author = "H. Ulrich and Vladimir Kvetan",
year = "1995",
language = "English (US)",
volume = "8",
pages = "132--138",
journal = "Current Opinion in Anaesthesiology",
issn = "0952-7907",
publisher = "Lippincott Williams and Wilkins",
number = "2",

}

TY - JOUR

T1 - Pulmonary support - Newer concepts and techniques

AU - Ulrich, H.

AU - Kvetan, Vladimir

PY - 1995

Y1 - 1995

N2 - The advances in pulmonary support over the past year have focused on newer, alternative modes of mechanical ventilation in the patient with acute respiratory failure. This has been influenced by the recent data showing that significant damage to the lung results from mechanical ventilation itself. The focus has been in the area of decreasing the large tidal volumes and high airway pressures usually required for ventilation of the poorly compliant lung. These alternative modes of ventilation form a spectrum from simple changes in the ventilator settings all the way to liquid breathing. Other advances in pulmonary support include further experience in use of noninvasive ventilation, weaning from mechanical ventilation, and medication delivery systems.

AB - The advances in pulmonary support over the past year have focused on newer, alternative modes of mechanical ventilation in the patient with acute respiratory failure. This has been influenced by the recent data showing that significant damage to the lung results from mechanical ventilation itself. The focus has been in the area of decreasing the large tidal volumes and high airway pressures usually required for ventilation of the poorly compliant lung. These alternative modes of ventilation form a spectrum from simple changes in the ventilator settings all the way to liquid breathing.
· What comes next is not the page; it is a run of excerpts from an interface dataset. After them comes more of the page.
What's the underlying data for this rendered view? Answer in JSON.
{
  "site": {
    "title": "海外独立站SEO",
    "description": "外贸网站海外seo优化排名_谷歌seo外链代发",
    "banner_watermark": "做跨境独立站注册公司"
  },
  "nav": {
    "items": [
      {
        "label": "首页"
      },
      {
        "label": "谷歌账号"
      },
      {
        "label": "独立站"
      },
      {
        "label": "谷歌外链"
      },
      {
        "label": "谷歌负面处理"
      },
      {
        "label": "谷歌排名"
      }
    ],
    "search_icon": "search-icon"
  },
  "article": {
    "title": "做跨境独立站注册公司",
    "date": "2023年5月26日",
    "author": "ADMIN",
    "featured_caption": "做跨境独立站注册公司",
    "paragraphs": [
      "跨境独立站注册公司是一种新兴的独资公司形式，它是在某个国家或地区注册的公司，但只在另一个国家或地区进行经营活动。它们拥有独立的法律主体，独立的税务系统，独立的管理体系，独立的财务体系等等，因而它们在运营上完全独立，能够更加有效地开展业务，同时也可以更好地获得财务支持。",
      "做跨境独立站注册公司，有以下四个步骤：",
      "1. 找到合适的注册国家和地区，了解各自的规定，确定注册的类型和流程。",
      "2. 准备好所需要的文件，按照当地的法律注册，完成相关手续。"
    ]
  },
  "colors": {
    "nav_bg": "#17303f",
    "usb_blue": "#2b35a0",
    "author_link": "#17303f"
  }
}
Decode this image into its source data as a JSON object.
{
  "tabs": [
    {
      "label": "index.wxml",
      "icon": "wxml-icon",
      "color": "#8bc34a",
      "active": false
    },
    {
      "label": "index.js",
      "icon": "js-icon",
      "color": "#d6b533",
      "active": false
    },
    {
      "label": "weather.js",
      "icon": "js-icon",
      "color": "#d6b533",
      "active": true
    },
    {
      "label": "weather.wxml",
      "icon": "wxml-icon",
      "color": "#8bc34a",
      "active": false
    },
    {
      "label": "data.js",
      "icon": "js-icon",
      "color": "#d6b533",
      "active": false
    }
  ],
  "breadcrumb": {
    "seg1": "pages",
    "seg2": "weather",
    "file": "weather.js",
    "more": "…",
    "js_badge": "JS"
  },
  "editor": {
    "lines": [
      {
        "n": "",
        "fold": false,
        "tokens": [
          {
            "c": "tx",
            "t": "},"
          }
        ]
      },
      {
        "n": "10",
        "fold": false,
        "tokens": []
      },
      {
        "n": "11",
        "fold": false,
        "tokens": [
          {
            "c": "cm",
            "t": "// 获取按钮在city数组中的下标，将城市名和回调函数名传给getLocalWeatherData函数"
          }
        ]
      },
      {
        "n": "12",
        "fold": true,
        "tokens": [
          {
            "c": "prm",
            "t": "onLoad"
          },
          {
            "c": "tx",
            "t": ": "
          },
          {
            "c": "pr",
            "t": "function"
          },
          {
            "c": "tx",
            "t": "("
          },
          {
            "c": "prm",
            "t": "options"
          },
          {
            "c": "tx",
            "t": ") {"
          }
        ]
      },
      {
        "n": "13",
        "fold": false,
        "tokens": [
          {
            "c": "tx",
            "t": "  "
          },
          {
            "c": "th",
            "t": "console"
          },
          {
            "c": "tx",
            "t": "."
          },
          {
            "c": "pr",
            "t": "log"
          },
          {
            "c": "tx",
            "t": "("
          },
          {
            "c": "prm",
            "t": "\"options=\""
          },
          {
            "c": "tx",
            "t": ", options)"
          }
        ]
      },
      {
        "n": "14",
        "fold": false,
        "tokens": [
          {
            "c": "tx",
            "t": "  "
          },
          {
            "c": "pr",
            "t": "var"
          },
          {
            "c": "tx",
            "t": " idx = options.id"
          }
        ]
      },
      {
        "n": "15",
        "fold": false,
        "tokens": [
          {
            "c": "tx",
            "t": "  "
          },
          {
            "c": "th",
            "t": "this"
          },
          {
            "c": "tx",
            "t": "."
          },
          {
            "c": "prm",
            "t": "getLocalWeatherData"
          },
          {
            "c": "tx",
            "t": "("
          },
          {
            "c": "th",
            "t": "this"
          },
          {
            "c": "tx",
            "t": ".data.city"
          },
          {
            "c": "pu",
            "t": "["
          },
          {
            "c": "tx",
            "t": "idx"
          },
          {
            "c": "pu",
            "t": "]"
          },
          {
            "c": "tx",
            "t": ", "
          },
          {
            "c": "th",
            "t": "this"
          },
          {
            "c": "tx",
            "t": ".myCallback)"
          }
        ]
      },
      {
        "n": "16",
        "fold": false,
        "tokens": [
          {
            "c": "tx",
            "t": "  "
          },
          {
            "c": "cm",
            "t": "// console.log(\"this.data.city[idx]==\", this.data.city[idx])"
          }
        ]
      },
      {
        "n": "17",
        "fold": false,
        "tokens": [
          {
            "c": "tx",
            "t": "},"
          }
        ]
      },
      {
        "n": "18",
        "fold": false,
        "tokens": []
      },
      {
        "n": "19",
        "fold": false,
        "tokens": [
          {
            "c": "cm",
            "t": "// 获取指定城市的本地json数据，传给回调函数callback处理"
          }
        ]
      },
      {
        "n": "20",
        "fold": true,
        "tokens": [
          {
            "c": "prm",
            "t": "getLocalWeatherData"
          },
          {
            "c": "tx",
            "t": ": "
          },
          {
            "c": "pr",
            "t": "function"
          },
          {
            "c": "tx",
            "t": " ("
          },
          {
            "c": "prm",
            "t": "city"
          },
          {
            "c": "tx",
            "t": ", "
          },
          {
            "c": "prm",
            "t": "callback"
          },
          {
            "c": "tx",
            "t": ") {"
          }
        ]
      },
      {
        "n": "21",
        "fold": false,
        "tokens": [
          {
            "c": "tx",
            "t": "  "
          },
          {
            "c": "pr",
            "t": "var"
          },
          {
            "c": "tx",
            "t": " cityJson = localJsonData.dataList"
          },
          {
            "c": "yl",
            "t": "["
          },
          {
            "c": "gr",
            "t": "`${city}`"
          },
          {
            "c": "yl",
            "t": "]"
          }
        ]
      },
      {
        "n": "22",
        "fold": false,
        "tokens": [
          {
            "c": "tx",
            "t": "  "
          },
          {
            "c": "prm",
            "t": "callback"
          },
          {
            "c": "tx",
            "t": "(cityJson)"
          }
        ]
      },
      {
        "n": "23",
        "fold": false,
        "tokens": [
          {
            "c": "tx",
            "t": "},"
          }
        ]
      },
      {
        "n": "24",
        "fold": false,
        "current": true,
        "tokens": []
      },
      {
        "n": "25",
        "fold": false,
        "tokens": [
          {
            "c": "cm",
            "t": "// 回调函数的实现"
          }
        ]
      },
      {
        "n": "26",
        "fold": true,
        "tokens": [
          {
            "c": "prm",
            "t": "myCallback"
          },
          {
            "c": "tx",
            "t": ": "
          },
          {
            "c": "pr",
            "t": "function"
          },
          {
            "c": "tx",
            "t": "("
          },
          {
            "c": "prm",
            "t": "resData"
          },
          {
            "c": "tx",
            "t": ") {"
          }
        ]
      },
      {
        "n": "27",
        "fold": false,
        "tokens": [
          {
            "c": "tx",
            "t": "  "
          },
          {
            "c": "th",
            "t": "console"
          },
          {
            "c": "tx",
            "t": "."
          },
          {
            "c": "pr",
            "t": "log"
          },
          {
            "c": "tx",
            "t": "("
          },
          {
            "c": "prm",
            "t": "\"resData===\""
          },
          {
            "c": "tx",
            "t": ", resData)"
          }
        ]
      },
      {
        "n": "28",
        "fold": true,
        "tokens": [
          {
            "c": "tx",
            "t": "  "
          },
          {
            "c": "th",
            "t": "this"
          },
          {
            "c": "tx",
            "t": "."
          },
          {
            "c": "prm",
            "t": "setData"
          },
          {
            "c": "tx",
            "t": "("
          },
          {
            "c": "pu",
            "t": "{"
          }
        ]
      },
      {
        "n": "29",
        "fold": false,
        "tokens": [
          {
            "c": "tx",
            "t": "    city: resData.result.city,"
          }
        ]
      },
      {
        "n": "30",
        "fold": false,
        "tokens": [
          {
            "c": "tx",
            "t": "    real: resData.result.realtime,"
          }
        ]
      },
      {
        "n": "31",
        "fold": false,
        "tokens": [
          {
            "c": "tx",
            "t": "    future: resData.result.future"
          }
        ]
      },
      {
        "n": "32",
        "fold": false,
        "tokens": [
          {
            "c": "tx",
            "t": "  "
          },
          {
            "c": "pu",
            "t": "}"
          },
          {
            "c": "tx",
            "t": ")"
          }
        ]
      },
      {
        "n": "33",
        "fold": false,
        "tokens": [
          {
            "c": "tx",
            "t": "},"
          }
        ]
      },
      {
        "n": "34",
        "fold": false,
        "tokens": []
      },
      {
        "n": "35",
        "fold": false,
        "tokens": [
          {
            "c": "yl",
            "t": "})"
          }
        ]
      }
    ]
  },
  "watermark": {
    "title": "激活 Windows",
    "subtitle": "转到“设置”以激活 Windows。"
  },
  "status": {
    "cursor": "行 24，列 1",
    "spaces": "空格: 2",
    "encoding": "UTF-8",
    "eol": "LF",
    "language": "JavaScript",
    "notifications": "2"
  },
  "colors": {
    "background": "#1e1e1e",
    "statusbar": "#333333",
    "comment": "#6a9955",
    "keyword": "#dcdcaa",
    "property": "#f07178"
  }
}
Other advances in pulmonary support include further experience in use of noninvasive ventilation, weaning from mechanical ventilation, and medication delivery systems.

UR - http://www.scopus.com/inward/record.url?scp=0029002191&partnerID=8YFLogxK

UR - http://www.scopus.com/inward/citedby.url?scp=0029002191&partnerID=8YFLogxK

M3 - Article

AN - SCOPUS:0029002191

VL - 8

SP - 132

EP - 138

JO - Current Opinion in Anaesthesiology

JF - Current Opinion in Anaesthesiology

SN - 0952-7907

IS - 2

ER -